Sources Used in Current Review

Pagana K, Pagana T. Mosby's Manual of Diagnostic and Laboratory Tests. 3rd Edition, St. Louis: Mosby Elsevier; 2006, Pp 481-484.

(January 2006) The Hormone Foundation. Low Testosterone and Men’s Health. PDF available for download at http://www.hormone.org/Resources/Reproduction/upload/bilingual_Testosterone.pdf through http://www.hormone.org. Accessed January 2009.

(January 2008) Eugster E, Palmert M, eds. The Hormone Foundation. Precocious Puberty. PDF available for download at http://www.hormone.org/Resources/Growth/upload/bilingual_precocious_puberty.pdf through http://www.hormone.org.
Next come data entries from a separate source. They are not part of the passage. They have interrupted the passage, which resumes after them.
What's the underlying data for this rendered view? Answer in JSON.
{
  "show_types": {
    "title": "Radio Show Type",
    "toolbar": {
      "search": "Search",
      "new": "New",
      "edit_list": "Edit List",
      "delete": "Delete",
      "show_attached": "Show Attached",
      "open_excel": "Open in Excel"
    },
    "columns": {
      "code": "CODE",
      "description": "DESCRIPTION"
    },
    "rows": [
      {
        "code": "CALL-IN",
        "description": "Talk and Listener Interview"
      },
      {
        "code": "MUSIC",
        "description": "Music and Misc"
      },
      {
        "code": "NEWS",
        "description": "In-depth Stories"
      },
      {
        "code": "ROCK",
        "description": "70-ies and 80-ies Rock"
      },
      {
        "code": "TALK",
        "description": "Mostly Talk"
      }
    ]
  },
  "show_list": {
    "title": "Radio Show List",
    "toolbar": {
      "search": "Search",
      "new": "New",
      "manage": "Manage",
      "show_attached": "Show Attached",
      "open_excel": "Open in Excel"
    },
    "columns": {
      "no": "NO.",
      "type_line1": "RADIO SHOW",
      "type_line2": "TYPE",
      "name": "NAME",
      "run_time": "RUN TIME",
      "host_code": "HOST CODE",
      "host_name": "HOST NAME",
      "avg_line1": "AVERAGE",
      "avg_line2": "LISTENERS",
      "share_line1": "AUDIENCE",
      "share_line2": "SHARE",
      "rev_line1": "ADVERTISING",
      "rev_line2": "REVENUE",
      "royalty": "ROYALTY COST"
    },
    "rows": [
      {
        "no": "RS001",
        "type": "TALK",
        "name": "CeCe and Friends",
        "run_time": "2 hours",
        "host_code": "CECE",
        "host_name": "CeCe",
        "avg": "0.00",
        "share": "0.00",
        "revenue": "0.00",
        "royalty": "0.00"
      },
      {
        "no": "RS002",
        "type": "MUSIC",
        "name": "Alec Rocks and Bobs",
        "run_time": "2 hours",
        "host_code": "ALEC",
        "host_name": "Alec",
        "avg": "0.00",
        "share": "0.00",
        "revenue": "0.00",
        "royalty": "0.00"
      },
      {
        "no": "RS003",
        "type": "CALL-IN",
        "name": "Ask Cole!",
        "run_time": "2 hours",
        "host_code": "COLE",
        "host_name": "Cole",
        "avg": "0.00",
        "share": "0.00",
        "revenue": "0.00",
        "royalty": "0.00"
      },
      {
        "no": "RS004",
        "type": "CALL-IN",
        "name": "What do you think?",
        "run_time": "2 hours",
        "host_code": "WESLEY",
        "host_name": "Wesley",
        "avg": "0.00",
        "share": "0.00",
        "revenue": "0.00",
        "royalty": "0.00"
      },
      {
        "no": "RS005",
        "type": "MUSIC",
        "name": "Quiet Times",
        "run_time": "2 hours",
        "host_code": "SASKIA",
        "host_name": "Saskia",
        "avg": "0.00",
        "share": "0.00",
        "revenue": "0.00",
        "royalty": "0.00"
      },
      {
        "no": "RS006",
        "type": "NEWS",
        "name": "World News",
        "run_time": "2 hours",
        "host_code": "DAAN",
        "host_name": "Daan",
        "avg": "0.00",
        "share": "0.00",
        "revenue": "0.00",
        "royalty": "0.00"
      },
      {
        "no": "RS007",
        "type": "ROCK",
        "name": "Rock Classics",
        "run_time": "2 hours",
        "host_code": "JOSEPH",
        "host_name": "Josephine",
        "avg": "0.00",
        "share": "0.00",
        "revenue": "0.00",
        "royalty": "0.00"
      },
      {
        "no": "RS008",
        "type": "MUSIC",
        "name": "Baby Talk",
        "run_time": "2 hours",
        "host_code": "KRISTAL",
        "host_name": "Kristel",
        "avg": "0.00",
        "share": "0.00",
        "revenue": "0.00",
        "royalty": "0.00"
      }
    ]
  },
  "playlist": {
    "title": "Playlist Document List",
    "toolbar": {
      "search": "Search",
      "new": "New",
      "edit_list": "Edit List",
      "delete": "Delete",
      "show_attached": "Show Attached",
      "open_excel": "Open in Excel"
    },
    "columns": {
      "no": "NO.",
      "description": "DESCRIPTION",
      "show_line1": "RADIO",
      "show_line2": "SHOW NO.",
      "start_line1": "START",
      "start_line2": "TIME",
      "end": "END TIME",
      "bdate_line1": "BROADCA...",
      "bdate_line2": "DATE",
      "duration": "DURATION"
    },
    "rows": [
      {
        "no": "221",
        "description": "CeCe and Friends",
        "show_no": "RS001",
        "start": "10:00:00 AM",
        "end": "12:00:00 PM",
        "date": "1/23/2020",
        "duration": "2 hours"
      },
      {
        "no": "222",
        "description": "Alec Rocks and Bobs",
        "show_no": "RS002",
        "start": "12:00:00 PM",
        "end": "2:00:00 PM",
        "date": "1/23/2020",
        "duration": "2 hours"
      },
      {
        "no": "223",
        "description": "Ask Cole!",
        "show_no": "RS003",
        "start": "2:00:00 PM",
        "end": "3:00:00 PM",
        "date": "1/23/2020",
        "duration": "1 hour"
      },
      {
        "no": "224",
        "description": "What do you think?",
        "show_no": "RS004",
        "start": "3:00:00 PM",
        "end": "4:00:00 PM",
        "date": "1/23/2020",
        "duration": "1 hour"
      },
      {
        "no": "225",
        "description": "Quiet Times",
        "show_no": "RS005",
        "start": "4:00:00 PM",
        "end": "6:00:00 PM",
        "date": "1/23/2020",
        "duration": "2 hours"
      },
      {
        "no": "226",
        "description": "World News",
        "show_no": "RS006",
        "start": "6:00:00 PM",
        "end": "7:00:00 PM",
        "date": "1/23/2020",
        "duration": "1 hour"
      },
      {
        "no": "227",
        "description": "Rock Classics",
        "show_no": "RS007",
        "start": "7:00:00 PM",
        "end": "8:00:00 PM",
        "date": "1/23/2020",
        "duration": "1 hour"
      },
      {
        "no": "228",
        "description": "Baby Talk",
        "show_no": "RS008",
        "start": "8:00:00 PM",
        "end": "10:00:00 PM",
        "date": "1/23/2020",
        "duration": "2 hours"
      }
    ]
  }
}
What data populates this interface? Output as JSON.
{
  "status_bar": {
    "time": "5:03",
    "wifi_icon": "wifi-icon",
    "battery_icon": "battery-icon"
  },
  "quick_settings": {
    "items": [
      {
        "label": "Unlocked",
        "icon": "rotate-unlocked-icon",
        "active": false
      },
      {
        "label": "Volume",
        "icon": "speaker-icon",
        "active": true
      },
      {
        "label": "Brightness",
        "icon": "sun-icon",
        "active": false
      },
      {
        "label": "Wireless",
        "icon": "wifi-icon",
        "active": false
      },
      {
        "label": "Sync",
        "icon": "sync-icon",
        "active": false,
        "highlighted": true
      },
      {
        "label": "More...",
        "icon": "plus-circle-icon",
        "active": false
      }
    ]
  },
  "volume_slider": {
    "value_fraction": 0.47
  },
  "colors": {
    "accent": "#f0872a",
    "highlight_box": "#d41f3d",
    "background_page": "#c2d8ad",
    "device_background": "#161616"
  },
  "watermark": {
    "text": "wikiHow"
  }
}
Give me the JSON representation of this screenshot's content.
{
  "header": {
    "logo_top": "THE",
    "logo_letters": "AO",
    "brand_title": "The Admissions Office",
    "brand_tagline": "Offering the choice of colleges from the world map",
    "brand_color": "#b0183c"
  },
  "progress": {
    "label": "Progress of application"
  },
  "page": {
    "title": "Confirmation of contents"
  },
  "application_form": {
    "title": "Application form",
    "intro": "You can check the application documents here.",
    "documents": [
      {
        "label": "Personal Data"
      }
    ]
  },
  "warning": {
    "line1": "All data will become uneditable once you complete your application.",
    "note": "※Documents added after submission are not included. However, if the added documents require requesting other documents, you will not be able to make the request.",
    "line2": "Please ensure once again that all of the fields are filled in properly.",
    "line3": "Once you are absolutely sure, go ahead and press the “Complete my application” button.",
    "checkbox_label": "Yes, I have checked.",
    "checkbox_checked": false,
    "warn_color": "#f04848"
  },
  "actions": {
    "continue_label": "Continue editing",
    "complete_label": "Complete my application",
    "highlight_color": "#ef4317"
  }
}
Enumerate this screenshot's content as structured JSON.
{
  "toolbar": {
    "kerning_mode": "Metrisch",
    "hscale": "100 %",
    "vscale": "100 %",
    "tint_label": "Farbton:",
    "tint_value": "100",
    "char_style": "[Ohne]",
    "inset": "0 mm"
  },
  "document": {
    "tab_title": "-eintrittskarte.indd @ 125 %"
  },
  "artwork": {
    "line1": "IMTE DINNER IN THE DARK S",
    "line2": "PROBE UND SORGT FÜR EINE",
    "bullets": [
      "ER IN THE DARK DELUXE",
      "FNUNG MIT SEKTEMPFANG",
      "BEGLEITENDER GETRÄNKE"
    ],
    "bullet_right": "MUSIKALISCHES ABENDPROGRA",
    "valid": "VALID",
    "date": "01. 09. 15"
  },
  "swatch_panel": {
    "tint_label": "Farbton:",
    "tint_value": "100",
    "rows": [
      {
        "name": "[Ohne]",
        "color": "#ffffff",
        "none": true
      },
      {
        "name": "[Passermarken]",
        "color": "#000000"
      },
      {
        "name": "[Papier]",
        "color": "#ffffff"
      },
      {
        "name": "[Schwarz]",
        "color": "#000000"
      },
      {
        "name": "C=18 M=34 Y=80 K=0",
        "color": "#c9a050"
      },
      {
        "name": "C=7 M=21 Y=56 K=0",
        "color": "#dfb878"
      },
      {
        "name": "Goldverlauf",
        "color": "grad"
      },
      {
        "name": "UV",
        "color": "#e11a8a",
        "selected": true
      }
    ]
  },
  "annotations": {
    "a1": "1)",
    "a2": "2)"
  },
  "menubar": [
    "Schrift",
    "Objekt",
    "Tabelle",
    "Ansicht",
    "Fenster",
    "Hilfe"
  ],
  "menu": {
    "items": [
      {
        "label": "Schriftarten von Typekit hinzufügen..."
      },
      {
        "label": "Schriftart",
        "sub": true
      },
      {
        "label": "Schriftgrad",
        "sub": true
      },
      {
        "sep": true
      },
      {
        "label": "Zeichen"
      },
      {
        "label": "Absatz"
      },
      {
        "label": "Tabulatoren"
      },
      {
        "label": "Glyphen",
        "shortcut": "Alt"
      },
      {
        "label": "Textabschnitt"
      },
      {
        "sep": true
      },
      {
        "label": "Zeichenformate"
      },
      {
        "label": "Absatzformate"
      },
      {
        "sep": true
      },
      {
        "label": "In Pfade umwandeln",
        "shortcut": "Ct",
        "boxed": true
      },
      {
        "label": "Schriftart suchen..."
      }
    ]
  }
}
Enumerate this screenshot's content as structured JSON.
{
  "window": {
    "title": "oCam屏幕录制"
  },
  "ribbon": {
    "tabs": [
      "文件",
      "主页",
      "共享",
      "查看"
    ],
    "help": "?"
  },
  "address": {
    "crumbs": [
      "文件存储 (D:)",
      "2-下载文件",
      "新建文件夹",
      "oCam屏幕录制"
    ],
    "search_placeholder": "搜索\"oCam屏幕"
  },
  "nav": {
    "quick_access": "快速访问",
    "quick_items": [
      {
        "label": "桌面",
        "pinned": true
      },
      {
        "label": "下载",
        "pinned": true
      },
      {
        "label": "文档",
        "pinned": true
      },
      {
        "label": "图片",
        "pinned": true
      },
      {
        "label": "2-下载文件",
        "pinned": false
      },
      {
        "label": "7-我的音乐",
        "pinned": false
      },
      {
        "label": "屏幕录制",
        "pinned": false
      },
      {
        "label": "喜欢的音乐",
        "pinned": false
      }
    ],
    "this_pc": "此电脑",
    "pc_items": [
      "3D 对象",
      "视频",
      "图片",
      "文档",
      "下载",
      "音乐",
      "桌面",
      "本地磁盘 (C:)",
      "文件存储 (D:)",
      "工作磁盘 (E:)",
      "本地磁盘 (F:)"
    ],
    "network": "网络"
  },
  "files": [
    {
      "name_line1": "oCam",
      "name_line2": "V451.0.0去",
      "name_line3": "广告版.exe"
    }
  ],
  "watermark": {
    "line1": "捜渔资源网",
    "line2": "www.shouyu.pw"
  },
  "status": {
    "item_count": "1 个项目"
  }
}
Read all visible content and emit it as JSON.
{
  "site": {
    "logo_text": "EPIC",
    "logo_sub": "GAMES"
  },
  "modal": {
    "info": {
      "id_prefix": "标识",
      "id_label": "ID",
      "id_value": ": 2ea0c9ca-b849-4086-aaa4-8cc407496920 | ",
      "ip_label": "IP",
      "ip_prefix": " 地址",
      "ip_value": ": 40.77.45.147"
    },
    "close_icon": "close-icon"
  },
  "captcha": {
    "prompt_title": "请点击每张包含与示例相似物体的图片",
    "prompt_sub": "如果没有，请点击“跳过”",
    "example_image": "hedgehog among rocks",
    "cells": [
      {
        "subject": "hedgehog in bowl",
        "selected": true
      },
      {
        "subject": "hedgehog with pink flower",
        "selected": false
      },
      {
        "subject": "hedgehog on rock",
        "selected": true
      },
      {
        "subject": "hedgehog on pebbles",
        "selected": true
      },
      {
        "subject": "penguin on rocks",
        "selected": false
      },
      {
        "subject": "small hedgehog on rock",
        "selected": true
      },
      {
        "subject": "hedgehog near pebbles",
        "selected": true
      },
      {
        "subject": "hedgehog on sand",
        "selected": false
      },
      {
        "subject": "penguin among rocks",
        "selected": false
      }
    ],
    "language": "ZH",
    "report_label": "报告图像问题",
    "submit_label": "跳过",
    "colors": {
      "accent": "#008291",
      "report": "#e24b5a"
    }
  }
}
Accessed January 2009.

Tietz Textbook of Clinical Chemistry and Molecular Diagnostics. Burtis CA, Ashwood ER, Bruns DE, eds. St. Louis: Elsevier Saunders; 2006.

(March 18, 2008) Holt E. MedlinePlus Medical Encyclopedia. Testosterone. Available online at http://www.nlm.nih.gov/medlineplus/ency/article/003707.htm. Accessed January 2009.

(December 9, 2008) Mayo Clinic. Male hypogonadism. Available online at http://www.mayoclinic.com/health/male-hypogonadism/DS00300 through http://www.mayoclinic.com. Accessed January 2009.

Sources Used in Previous Reviews

Clinical Chemistry: Theory, Analysis, Correlation. 3rd Edition. Lawrence A. Kaplan and Amadeo J. Pesce, St. Louis, MO. Mosby, 1996.

Clinical Chemistry: Principles, Procedures, Correlations. Michael L. Bishop, Janet L. Duben-Engelkirk, Edward P. Fody. Lipincott Williams & Wilkins, 4th Edition.

The Gale Encyclopedia of Childhood and Adolescence: Testosterone. Available online at http://www.findarticles.com/p/articles/mi_g2602 through http://www.findarticles.com.

Laurence M. Demers, PhD. Distinguished Professor of Pathology and Medicine, The Pennsylvania State University College of Medicine, The M. S. Hershey Medical Center, Hershey, PA.